Task directions
The required result is a line count: how many lines in this data hold the word "icon". Give only that.

Extracted data
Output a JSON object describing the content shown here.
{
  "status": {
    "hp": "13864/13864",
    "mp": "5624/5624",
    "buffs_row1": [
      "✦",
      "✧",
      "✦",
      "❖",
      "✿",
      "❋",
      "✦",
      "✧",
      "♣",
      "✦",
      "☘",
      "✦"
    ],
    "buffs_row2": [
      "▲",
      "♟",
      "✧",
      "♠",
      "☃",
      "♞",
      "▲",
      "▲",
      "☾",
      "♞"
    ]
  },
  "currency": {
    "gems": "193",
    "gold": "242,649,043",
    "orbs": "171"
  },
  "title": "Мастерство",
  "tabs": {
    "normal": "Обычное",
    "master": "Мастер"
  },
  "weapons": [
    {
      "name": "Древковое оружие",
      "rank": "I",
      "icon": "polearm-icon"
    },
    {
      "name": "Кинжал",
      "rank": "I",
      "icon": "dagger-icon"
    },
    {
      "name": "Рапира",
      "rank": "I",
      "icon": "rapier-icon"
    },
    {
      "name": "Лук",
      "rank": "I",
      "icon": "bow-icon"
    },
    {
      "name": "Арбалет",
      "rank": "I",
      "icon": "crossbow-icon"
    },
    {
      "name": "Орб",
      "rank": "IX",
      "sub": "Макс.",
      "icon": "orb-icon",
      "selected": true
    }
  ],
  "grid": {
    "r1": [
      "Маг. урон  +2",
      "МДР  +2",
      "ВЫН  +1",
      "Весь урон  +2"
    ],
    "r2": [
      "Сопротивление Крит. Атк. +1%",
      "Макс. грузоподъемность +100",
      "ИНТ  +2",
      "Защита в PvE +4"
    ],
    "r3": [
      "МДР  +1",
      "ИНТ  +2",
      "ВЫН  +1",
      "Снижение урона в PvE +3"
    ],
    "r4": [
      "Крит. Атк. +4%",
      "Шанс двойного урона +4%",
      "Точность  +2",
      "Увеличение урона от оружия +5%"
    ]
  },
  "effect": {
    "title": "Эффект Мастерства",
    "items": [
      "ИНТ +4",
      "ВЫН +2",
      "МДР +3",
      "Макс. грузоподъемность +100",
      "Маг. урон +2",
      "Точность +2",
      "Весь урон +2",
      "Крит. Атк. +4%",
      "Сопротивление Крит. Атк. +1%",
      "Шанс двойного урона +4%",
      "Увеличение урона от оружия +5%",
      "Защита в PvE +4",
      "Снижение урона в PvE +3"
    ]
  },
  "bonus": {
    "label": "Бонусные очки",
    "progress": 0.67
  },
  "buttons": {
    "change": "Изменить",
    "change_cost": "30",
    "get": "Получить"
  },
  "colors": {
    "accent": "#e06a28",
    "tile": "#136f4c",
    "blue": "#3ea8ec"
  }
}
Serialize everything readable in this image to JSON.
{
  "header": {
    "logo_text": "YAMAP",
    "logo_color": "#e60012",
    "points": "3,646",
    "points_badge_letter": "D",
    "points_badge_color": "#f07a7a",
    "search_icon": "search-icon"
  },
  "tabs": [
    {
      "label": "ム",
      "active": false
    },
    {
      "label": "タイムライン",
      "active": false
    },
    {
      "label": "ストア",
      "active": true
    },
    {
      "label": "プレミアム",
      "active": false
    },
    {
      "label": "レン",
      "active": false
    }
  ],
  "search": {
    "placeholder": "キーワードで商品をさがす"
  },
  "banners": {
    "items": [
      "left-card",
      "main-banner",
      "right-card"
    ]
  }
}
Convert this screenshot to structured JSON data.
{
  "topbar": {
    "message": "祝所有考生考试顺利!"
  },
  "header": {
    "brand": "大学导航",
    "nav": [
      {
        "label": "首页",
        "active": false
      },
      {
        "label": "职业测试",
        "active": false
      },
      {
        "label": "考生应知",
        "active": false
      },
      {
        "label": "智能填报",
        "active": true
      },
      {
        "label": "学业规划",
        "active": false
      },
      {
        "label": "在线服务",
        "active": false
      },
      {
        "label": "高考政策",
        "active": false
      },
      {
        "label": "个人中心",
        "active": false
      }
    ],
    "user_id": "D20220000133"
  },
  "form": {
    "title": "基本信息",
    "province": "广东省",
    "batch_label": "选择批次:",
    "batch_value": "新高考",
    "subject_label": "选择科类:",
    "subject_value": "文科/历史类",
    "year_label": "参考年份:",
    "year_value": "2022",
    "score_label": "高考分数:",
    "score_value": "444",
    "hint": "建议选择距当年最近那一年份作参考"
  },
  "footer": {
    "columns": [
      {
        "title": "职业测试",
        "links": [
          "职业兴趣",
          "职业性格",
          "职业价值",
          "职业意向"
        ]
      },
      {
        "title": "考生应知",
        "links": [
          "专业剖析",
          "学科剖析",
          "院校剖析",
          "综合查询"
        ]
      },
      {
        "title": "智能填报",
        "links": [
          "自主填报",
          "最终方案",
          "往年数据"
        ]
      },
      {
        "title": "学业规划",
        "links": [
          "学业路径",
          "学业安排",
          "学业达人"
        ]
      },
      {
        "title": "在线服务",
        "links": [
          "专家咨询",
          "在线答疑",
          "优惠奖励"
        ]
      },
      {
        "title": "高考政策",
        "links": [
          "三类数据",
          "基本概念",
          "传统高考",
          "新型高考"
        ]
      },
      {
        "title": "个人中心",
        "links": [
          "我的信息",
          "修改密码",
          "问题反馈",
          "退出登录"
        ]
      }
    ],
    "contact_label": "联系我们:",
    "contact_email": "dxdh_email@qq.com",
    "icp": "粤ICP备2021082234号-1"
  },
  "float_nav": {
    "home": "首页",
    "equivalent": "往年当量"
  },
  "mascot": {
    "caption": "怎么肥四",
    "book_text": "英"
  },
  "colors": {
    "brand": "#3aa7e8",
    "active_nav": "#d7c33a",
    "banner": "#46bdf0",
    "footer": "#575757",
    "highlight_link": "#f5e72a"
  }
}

Response to the task
7